REQUIRED ACTION:
The records that follow should be retyped word for word.

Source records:
|---|

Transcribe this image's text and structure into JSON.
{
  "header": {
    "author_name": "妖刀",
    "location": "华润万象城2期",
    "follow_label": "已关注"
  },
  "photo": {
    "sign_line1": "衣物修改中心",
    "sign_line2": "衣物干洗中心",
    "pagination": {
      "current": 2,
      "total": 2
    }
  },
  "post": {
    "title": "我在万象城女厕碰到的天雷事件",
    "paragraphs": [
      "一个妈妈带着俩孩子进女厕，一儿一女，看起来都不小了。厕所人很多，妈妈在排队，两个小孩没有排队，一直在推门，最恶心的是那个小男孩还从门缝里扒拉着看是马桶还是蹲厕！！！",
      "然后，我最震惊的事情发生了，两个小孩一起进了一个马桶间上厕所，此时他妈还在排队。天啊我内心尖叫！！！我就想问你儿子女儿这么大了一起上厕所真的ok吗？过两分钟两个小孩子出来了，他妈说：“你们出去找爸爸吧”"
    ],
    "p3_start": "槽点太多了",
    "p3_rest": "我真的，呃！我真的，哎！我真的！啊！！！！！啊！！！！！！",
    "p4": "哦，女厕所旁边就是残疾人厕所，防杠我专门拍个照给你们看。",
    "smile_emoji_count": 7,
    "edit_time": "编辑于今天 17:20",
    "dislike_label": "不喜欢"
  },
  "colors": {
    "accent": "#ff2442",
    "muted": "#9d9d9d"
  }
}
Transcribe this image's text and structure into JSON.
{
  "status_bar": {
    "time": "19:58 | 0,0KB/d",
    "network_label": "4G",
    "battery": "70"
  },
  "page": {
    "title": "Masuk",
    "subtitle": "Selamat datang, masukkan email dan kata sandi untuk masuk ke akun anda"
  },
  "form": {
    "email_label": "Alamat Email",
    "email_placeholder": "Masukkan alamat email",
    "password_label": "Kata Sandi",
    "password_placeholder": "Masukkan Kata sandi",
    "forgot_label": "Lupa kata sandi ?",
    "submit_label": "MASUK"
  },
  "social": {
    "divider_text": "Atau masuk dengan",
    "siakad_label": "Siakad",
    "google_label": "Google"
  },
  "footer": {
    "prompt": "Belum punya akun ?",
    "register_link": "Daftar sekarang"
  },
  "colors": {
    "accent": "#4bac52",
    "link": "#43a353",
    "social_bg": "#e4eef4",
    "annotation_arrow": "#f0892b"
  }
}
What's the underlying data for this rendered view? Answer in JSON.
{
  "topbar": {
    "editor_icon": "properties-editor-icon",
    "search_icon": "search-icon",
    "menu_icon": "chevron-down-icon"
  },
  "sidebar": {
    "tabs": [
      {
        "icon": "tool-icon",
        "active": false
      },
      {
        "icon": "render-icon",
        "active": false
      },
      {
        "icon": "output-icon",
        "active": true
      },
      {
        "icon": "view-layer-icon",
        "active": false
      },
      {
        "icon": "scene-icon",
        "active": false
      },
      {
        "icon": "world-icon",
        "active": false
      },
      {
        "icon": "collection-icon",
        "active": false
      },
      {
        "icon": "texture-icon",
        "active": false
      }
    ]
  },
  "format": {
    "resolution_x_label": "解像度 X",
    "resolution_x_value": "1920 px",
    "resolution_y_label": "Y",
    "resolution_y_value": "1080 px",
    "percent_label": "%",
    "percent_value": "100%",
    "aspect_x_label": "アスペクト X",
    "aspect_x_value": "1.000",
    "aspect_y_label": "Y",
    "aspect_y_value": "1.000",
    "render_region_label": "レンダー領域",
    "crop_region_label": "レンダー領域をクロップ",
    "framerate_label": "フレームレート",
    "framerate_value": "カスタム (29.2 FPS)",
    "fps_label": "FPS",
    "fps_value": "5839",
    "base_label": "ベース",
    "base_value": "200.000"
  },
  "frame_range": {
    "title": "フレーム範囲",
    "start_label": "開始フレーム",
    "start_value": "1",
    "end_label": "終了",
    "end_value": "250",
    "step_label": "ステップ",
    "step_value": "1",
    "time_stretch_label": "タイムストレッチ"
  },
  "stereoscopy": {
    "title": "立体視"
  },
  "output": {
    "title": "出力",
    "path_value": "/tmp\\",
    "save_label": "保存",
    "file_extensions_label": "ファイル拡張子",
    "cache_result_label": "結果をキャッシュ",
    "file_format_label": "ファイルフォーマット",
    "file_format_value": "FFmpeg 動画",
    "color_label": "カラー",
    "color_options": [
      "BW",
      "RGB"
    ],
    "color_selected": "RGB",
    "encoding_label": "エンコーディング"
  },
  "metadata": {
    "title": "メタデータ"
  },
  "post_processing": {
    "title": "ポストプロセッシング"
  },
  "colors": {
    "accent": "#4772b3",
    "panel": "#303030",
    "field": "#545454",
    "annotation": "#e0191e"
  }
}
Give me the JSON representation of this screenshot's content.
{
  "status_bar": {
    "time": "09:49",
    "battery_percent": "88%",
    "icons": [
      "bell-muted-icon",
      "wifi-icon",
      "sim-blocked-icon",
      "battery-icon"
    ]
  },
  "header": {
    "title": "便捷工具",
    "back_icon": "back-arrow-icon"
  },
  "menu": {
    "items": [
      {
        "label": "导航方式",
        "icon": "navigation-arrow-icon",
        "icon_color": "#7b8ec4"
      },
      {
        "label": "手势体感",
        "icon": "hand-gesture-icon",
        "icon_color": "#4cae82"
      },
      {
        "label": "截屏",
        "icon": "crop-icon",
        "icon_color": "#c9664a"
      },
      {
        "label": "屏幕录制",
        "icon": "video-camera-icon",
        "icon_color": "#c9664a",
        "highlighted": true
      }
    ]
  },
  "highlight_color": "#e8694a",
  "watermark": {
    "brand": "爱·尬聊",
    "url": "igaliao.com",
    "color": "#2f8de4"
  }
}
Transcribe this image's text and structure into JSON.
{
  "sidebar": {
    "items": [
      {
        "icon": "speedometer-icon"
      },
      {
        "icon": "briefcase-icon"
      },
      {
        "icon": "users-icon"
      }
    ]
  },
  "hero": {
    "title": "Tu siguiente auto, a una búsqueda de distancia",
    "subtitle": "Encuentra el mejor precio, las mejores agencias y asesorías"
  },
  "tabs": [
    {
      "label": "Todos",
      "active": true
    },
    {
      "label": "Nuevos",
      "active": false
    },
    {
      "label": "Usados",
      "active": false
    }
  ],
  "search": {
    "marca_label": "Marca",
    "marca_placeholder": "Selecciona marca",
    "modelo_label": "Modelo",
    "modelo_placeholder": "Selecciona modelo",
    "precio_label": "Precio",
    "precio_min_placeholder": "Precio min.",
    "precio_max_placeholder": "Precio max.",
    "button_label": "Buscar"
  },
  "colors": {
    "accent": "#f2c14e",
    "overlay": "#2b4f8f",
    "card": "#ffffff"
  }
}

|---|

FINAL ANSWER:
Transcribe this image's text and structure into JSON.
{
  "header": {
    "author_name": "妖刀",
    "location": "华润万象城2期",
    "follow_label": "已关注"
  },
  "photo": {
    "sign_line1": "衣物修改中心",
    "sign_line2": "衣物干洗中心",
    "pagination": {
      "current": 2,
      "total": 2
    }
  },
  "post": {
    "title": "我在万象城女厕碰到的天雷事件",
    "paragraphs": [
      "一个妈妈带着俩孩子进女厕，一儿一女，看起来都不小了。厕所人很多，妈妈在排队，两个小孩没有排队，一直在推门，最恶心的是那个小男孩还从门缝里扒拉着看是马桶还是蹲厕！！！",
      "然后，我最震惊的事情发生了，两个小孩一起进了一个马桶间上厕所，此时他妈还在排队。天啊我内心尖叫！！！我就想问你儿子女儿这么大了一起上厕所真的ok吗？过两分钟两个小孩子出来了，他妈说：“你们出去找爸爸吧”"
    ],
    "p3_start": "槽点太多了",
    "p3_rest": "我真的，呃！我真的，哎！我真的！啊！！！！！啊！！！！！！",
    "p4": "哦，女厕所旁边就是残疾人厕所，防杠我专门拍个照给你们看。",
    "smile_emoji_count": 7,
    "edit_time": "编辑于今天 17:20",
    "dislike_label": "不喜欢"
  },
  "colors": {
    "accent": "#ff2442",
    "muted": "#9d9d9d"
  }
}
Transcribe this image's text and structure into JSON.
{
  "status_bar": {
    "time": "19:58 | 0,0KB/d",
    "network_label": "4G",
    "battery": "70"
  },
  "page": {
    "title": "Masuk",
    "subtitle": "Selamat datang, masukkan email dan kata sandi untuk masuk ke akun anda"
  },
  "form": {
    "email_label": "Alamat Email",
    "email_placeholder": "Masukkan alamat email",
    "password_label": "Kata Sandi",
    "password_placeholder": "Masukkan Kata sandi",
    "forgot_label": "Lupa kata sandi ?",
    "submit_label": "MASUK"
  },
  "social": {
    "divider_text": "Atau masuk dengan",
    "siakad_label": "Siakad",
    "google_label": "Google"
  },
  "footer": {
    "prompt": "Belum punya akun ?",
    "register_link": "Daftar sekarang"
  },
  "colors": {
    "accent": "#4bac52",
    "link": "#43a353",
    "social_bg": "#e4eef4",
    "annotation_arrow": "#f0892b"
  }
}
What's the underlying data for this rendered view? Answer in JSON.
{
  "topbar": {
    "editor_icon": "properties-editor-icon",
    "search_icon": "search-icon",
    "menu_icon": "chevron-down-icon"
  },
  "sidebar": {
    "tabs": [
      {
        "icon": "tool-icon",
        "active": false
      },
      {
        "icon": "render-icon",
        "active": false
      },
      {
        "icon": "output-icon",
        "active": true
      },
      {
        "icon": "view-layer-icon",
        "active": false
      },
      {
        "icon": "scene-icon",
        "active": false
      },
      {
        "icon": "world-icon",
        "active": false
      },
      {
        "icon": "collection-icon",
        "active": false
      },
      {
        "icon": "texture-icon",
        "active": false
      }
    ]
  },
  "format": {
    "resolution_x_label": "解像度 X",
    "resolution_x_value": "1920 px",
    "resolution_y_label": "Y",
    "resolution_y_value": "1080 px",
    "percent_label": "%",
    "percent_value": "100%",
    "aspect_x_label": "アスペクト X",
    "aspect_x_value": "1.000",
    "aspect_y_label": "Y",
    "aspect_y_value": "1.000",
    "render_region_label": "レンダー領域",
    "crop_region_label": "レンダー領域をクロップ",
    "framerate_label": "フレームレート",
    "framerate_value": "カスタム (29.2 FPS)",
    "fps_label": "FPS",
    "fps_value": "5839",
    "base_label": "ベース",
    "base_value": "200.000"
  },
  "frame_range": {
    "title": "フレーム範囲",
    "start_label": "開始フレーム",
    "start_value": "1",
    "end_label": "終了",
    "end_value": "250",
    "step_label": "ステップ",
    "step_value": "1",
    "time_stretch_label": "タイムストレッチ"
  },
  "stereoscopy": {
    "title": "立体視"
  },
  "output": {
    "title": "出力",
    "path_value": "/tmp\\",
    "save_label": "保存",
    "file_extensions_label": "ファイル拡張子",
    "cache_result_label": "結果をキャッシュ",
    "file_format_label": "ファイルフォーマット",
    "file_format_value": "FFmpeg 動画",
    "color_label": "カラー",
    "color_options": [
      "BW",
      "RGB"
    ],
    "color_selected": "RGB",
    "encoding_label": "エンコーディング"
  },
  "metadata": {
    "title": "メタデータ"
  },
  "post_processing": {
    "title": "ポストプロセッシング"
  },
  "colors": {
    "accent": "#4772b3",
    "panel": "#303030",
    "field": "#545454",
    "annotation": "#e0191e"
  }
}
Give me the JSON representation of this screenshot's content.
{
  "status_bar": {
    "time": "09:49",
    "battery_percent": "88%",
    "icons": [
      "bell-muted-icon",
      "wifi-icon",
      "sim-blocked-icon",
      "battery-icon"
    ]
  },
  "header": {
    "title": "便捷工具",
    "back_icon": "back-arrow-icon"
  },
  "menu": {
    "items": [
      {
        "label": "导航方式",
        "icon": "navigation-arrow-icon",
        "icon_color": "#7b8ec4"
      },
      {
        "label": "手势体感",
        "icon": "hand-gesture-icon",
        "icon_color": "#4cae82"
      },
      {
        "label": "截屏",
        "icon": "crop-icon",
        "icon_color": "#c9664a"
      },
      {
        "label": "屏幕录制",
        "icon": "video-camera-icon",
        "icon_color": "#c9664a",
        "highlighted": true
      }
    ]
  },
  "highlight_color": "#e8694a",
  "watermark": {
    "brand": "爱·尬聊",
    "url": "igaliao.com",
    "color": "#2f8de4"
  }
}
Transcribe this image's text and structure into JSON.
{
  "sidebar": {
    "items": [
      {
        "icon": "speedometer-icon"
      },
      {
        "icon": "briefcase-icon"
      },
      {
        "icon": "users-icon"
      }
    ]
  },
  "hero": {
    "title": "Tu siguiente auto, a una búsqueda de distancia",
    "subtitle": "Encuentra el mejor precio, las mejores agencias y asesorías"
  },
  "tabs": [
    {
      "label": "Todos",
      "active": true
    },
    {
      "label": "Nuevos",
      "active": false
    },
    {
      "label": "Usados",
      "active": false
    }
  ],
  "search": {
    "marca_label": "Marca",
    "marca_placeholder": "Selecciona marca",
    "modelo_label": "Modelo",
    "modelo_placeholder": "Selecciona modelo",
    "precio_label": "Precio",
    "precio_min_placeholder": "Precio min.",
    "precio_max_placeholder": "Precio max.",
    "button_label": "Buscar"
  },
  "colors": {
    "accent": "#f2c14e",
    "overlay": "#2b4f8f",
    "card": "#ffffff"
  }
}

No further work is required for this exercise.